Chancellor knows about Boldin’s competitive nature all too well. During that game against Baltimore two years ago, Chancellor slammed into Boldin on a seam route across the middle, knocking the ball loose. However, it was Chancellor, not Boldin, who remained on the field still woozy after the play.

“Yeah, it was a pretty big hit – I kind of knocked myself out,” Chancellor said, smiling. “The thing I learned from that is not to lead with my head, so I think it will be better this year turning my head and hitting with my shoulders. I’m trying to get some more hits like that – not like that one – but more big hits.”


The Seahawks announced that the team has hired undercover police officers to wear opposing team jerseys to detect fans exhibiting unruly and inconsiderate behavior.

“We have great fans,” said Seahawks president Peter McLoughlin. “Our goal is to ensure a safe environment for all in attendance, including visiting team fans.”

Fans who have been asked to leave the stadium for violations of the “Seahawks Fan Code of Conduct” will be required to complete a four-hour online educational course focused on fan behavior before they are allowed to return. Fans will be responsible for the $75 fee for the course.

The team will inform the fan when the stadium ban is lifted. If a fan returns to CenturyLink Field without receiving authorization a criminal complaint will be issued against the fan as a “defiant trespasser” with Seattle Police.

Seahawks season-ticket holders are responsible for the behavior of persons using their seats. If those persons are ejected, the Seahawks may take appropriate action against the season-ticket holder, up to and including season ticket revocation.

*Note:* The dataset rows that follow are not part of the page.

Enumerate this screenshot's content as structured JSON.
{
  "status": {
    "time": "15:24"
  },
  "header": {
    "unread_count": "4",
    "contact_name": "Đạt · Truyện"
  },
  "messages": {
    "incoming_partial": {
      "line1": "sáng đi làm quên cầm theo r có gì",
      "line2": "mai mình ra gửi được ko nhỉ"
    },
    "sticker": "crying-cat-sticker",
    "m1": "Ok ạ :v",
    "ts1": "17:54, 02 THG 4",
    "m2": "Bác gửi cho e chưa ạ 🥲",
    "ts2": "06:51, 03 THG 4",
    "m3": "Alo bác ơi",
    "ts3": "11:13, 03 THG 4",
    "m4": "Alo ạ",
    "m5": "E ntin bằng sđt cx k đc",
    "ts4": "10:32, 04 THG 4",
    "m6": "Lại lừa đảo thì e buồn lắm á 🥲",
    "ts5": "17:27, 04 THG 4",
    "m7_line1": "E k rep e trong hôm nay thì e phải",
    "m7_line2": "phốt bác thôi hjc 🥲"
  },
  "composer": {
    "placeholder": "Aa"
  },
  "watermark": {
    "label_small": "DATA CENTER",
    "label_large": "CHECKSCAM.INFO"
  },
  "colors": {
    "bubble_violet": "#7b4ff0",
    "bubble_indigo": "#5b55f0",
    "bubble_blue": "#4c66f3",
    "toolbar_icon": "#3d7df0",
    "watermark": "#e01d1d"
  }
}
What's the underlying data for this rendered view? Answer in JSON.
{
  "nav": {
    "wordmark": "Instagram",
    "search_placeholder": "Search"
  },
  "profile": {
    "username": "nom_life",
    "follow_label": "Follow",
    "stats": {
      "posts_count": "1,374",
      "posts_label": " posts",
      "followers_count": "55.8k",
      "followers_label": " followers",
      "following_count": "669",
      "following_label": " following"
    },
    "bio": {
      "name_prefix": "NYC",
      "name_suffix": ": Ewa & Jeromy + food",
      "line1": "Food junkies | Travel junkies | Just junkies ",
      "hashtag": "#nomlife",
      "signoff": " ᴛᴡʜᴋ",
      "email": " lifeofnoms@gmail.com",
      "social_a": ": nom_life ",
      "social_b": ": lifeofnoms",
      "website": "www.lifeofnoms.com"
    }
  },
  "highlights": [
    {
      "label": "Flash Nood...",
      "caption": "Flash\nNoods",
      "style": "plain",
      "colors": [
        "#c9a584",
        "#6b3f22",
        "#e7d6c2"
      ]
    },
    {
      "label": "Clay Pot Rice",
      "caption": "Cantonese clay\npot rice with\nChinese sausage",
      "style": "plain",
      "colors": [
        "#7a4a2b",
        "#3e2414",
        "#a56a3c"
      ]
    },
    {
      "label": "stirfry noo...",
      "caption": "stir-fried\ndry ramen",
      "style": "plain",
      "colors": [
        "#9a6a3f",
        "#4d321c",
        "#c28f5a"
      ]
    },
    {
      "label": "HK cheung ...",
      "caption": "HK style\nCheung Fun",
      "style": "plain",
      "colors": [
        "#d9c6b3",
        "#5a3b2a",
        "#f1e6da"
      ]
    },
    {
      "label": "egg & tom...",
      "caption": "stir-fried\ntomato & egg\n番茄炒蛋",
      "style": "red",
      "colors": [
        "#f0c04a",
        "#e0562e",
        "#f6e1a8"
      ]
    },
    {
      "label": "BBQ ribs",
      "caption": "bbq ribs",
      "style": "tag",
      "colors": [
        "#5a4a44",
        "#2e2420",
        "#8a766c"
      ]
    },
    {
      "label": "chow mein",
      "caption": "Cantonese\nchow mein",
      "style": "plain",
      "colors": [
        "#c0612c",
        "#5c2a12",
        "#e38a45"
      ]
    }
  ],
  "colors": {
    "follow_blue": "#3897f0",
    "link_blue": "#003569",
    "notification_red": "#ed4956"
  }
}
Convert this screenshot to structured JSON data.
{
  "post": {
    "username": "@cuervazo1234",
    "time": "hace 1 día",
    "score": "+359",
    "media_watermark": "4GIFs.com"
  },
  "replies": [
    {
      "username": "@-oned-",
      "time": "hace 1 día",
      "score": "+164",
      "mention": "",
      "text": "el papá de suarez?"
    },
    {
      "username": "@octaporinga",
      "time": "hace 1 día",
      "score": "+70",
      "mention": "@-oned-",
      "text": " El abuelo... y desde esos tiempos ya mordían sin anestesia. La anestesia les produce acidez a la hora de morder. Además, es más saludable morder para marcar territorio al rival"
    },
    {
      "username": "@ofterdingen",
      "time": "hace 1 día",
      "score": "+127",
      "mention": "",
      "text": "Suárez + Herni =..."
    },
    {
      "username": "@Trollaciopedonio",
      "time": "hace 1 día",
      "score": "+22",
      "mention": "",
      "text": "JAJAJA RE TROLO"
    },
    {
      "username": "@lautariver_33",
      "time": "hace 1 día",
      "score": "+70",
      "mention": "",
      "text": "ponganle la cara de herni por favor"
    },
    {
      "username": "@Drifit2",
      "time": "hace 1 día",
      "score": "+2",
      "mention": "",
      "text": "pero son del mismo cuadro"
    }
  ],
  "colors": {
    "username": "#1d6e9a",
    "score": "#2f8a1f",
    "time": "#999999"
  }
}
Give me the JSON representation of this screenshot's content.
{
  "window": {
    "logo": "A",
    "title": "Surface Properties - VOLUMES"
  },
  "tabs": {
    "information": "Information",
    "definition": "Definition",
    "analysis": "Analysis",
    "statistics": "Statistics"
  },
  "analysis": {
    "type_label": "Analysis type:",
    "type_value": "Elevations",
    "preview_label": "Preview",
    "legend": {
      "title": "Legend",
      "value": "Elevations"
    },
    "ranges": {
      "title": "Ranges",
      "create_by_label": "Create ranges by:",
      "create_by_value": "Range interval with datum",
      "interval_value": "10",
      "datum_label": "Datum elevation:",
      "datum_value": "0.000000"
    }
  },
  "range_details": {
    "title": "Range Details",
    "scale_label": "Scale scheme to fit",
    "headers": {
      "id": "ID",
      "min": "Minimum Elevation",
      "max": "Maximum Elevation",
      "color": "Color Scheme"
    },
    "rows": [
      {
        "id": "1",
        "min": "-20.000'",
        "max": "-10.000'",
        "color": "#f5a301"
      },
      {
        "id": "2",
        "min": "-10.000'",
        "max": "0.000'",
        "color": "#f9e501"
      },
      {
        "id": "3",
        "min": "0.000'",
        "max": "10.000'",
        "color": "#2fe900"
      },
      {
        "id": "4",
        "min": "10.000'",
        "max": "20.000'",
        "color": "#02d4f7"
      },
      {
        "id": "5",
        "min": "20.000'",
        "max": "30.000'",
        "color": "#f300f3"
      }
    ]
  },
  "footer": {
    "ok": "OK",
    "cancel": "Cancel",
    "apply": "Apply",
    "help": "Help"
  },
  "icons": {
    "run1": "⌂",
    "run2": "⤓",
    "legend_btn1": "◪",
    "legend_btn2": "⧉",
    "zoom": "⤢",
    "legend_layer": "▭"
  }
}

The Seahawks had four players watch Wednesday’s practice from the sideline because of injuries: defensive tackle Brandon Mebane (ankle), cornerback Brandon Browner (hamstring), defensive tackle Jordan Hill (biceps) and safety Jeron Johnson (hamstring). Limited participants at practice were: defensive ends Chris Clemons (knee) and Cliff Avril (hamstring), offensive lineman Michael Bowie (shoulder) and receiver Sidney Rice (knee). Tight end Luke Willson (oblique) was a full participant in practice. The Seahawks signed tight end Kellen Davis on Wednesday. A fifth-round selection by Chicago in the 2008 draft, Davis spent five seasons with the Bears, playing 80 games with 35 starts. Davis had 47 receptions for 529 yards and 11 touchdowns. He was released by Chicago in March. Davis signed with Cleveland on March 22 but was released on Sept. 1. In order to put Davis on the roster, the Seahawks released linebacker Allen Bradford. Davis will wear No. 87. The Seahawks also put defensive end Ty Powell and offensive lineman Ryan Seymour on the practice squad, and let go offensive lineman Jared Smith and defensive tackle Michael Brooks.